** SUPPLIED ENTRIES follows **
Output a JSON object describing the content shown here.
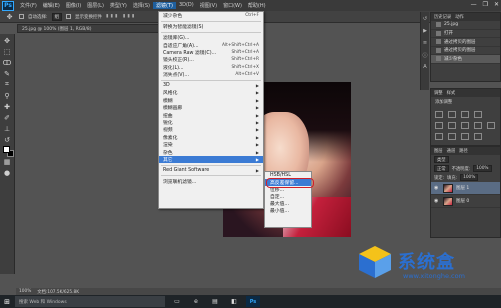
{
  "app": {
    "logo": "Ps",
    "menubar": [
      "文件(F)",
      "编辑(E)",
      "图像(I)",
      "图层(L)",
      "类型(Y)",
      "选择(S)",
      "滤镜(T)",
      "3D(D)",
      "视图(V)",
      "窗口(W)",
      "帮助(H)"
    ],
    "active_menu_index": 6,
    "window_controls": [
      "—",
      "❐",
      "✕"
    ]
  },
  "options_bar": {
    "auto_select_label": "自动选择:",
    "auto_select_value": "组",
    "show_transform_label": "显示变换控件"
  },
  "document_tab": "25.jpg @ 100% (图层 1, RGB/8)",
  "filter_menu": {
    "items": [
      {
        "label": "减少杂色",
        "shortcut": "Ctrl+F",
        "type": "item"
      },
      {
        "type": "sep"
      },
      {
        "label": "转换为智能滤镜(S)",
        "shortcut": "",
        "type": "item"
      },
      {
        "type": "sep"
      },
      {
        "label": "滤镜库(G)...",
        "shortcut": "",
        "type": "item"
      },
      {
        "label": "自适应广角(A)...",
        "shortcut": "Alt+Shift+Ctrl+A",
        "type": "item"
      },
      {
        "label": "Camera Raw 滤镜(C)...",
        "shortcut": "Shift+Ctrl+A",
        "type": "item"
      },
      {
        "label": "镜头校正(R)...",
        "shortcut": "Shift+Ctrl+R",
        "type": "item"
      },
      {
        "label": "液化(L)...",
        "shortcut": "Shift+Ctrl+X",
        "type": "item"
      },
      {
        "label": "消失点(V)...",
        "shortcut": "Alt+Ctrl+V",
        "type": "item"
      },
      {
        "type": "sep"
      },
      {
        "label": "3D",
        "shortcut": "",
        "type": "sub"
      },
      {
        "label": "风格化",
        "shortcut": "",
        "type": "sub"
      },
      {
        "label": "模糊",
        "shortcut": "",
        "type": "sub"
      },
      {
        "label": "模糊画廊",
        "shortcut": "",
        "type": "sub"
      },
      {
        "label": "扭曲",
        "shortcut": "",
        "type": "sub"
      },
      {
        "label": "锐化",
        "shortcut": "",
        "type": "sub"
      },
      {
        "label": "视频",
        "shortcut": "",
        "type": "sub"
      },
      {
        "label": "像素化",
        "shortcut": "",
        "type": "sub"
      },
      {
        "label": "渲染",
        "shortcut": "",
        "type": "sub"
      },
      {
        "label": "杂色",
        "shortcut": "",
        "type": "sub"
      },
      {
        "label": "其它",
        "shortcut": "",
        "type": "sub",
        "highlight": true
      },
      {
        "type": "sep"
      },
      {
        "label": "Red Giant Software",
        "shortcut": "",
        "type": "sub"
      },
      {
        "type": "sep"
      },
      {
        "label": "浏览联机滤镜...",
        "shortcut": "",
        "type": "item"
      }
    ]
  },
  "submenu": {
    "items": [
      "HSB/HSL",
      "高反差保留...",
      "位移...",
      "自定...",
      "最大值...",
      "最小值..."
    ],
    "highlight_index": 1
  },
  "history_panel": {
    "tabs": [
      "历史记录",
      "动作"
    ],
    "items": [
      "25.jpg",
      "打开",
      "通过拷贝的图层",
      "通过拷贝的图层",
      "减少杂色"
    ],
    "selected_index": 4
  },
  "adjust_panel": {
    "tabs": [
      "调整",
      "样式"
    ],
    "title": "添加调整"
  },
  "layers_panel": {
    "tabs": [
      "图层",
      "通道",
      "路径"
    ],
    "kind_label": "类型",
    "blend_mode": "正常",
    "opacity_label": "不透明度:",
    "opacity_value": "100%",
    "lock_label": "锁定:",
    "fill_label": "填充:",
    "fill_value": "100%",
    "layers": [
      {
        "name": "图层 1",
        "selected": true
      },
      {
        "name": "图层 0",
        "selected": false
      }
    ]
  },
  "status_bar": {
    "zoom": "100%",
    "doc_info": "文档:107.5K/625.8K"
  },
  "taskbar": {
    "start": "⊞",
    "search_placeholder": "搜索 Web 和 Windows",
    "icons": [
      "▭",
      "e",
      "▤",
      "◧",
      "Ps"
    ]
  },
  "watermark": {
    "text": "系统盒",
    "url": "www.xitonghe.com"
  },
  "colors": {
    "menu_highlight": "#3b7bd4",
    "annotation_box": "#d0202a",
    "watermark": "#2b6fd0"
  }
}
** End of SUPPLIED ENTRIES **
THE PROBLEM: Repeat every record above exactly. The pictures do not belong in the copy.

RESPONSE:
Output a JSON object describing the content shown here.
{
  "app": {
    "logo": "Ps",
    "menubar": [
      "文件(F)",
      "编辑(E)",
      "图像(I)",
      "图层(L)",
      "类型(Y)",
      "选择(S)",
      "滤镜(T)",
      "3D(D)",
      "视图(V)",
      "窗口(W)",
      "帮助(H)"
    ],
    "active_menu_index": 6,
    "window_controls": [
      "—",
      "❐",
      "✕"
    ]
  },
  "options_bar": {
    "auto_select_label": "自动选择:",
    "auto_select_value": "组",
    "show_transform_label": "显示变换控件"
  },
  "document_tab": "25.jpg @ 100% (图层 1, RGB/8)",
  "filter_menu": {
    "items": [
      {
        "label": "减少杂色",
        "shortcut": "Ctrl+F",
        "type": "item"
      },
      {
        "type": "sep"
      },
      {
        "label": "转换为智能滤镜(S)",
        "shortcut": "",
        "type": "item"
      },
      {
        "type": "sep"
      },
      {
        "label": "滤镜库(G)...",
        "shortcut": "",
        "type": "item"
      },
      {
        "label": "自适应广角(A)...",
        "shortcut": "Alt+Shift+Ctrl+A",
        "type": "item"
      },
      {
        "label": "Camera Raw 滤镜(C)...",
        "shortcut": "Shift+Ctrl+A",
        "type": "item"
      },
      {
        "label": "镜头校正(R)...",
        "shortcut": "Shift+Ctrl+R",
        "type": "item"
      },
      {
        "label": "液化(L)...",
        "shortcut": "Shift+Ctrl+X",
        "type": "item"
      },
      {
        "label": "消失点(V)...",
        "shortcut": "Alt+Ctrl+V",
        "type": "item"
      },
      {
        "type": "sep"
      },
      {
        "label": "3D",
        "shortcut": "",
        "type": "sub"
      },
      {
        "label": "风格化",
        "shortcut": "",
        "type": "sub"
      },
      {
        "label": "模糊",
        "shortcut": "",
        "type": "sub"
      },
      {
        "label": "模糊画廊",
        "shortcut": "",
        "type": "sub"
      },
      {
        "label": "扭曲",
        "shortcut": "",
        "type": "sub"
      },
      {
        "label": "锐化",
        "shortcut": "",
        "type": "sub"
      },
      {
        "label": "视频",
        "shortcut": "",
        "type": "sub"
      },
      {
        "label": "像素化",
        "shortcut": "",
        "type": "sub"
      },
      {
        "label": "渲染",
        "shortcut": "",
        "type": "sub"
      },
      {
        "label": "杂色",
        "shortcut": "",
        "type": "sub"
      },
      {
        "label": "其它",
        "shortcut": "",
        "type": "sub",
        "highlight": true
      },
      {
        "type": "sep"
      },
      {
        "label": "Red Giant Software",
        "shortcut": "",
        "type": "sub"
      },
      {
        "type": "sep"
      },
      {
        "label": "浏览联机滤镜...",
        "shortcut": "",
        "type": "item"
      }
    ]
  },
  "submenu": {
    "items": [
      "HSB/HSL",
      "高反差保留...",
      "位移...",
      "自定...",
      "最大值...",
      "最小值..."
    ],
    "highlight_index": 1
  },
  "history_panel": {
    "tabs": [
      "历史记录",
      "动作"
    ],
    "items": [
      "25.jpg",
      "打开",
      "通过拷贝的图层",
      "通过拷贝的图层",
      "减少杂色"
    ],
    "selected_index": 4
  },
  "adjust_panel": {
    "tabs": [
      "调整",
      "样式"
    ],
    "title": "添加调整"
  },
  "layers_panel": {
    "tabs": [
      "图层",
      "通道",
      "路径"
    ],
    "kind_label": "类型",
    "blend_mode": "正常",
    "opacity_label": "不透明度:",
    "opacity_value": "100%",
    "lock_label": "锁定:",
    "fill_label": "填充:",
    "fill_value": "100%",
    "layers": [
      {
        "name": "图层 1",
        "selected": true
      },
      {
        "name": "图层 0",
        "selected": false
      }
    ]
  },
  "status_bar": {
    "zoom": "100%",
    "doc_info": "文档:107.5K/625.8K"
  },
  "taskbar": {
    "start": "⊞",
    "search_placeholder": "搜索 Web 和 Windows",
    "icons": [
      "▭",
      "e",
      "▤",
      "◧",
      "Ps"
    ]
  },
  "watermark": {
    "text": "系统盒",
    "url": "www.xitonghe.com"
  },
  "colors": {
    "menu_highlight": "#3b7bd4",
    "annotation_box": "#d0202a",
    "watermark": "#2b6fd0"
  }
}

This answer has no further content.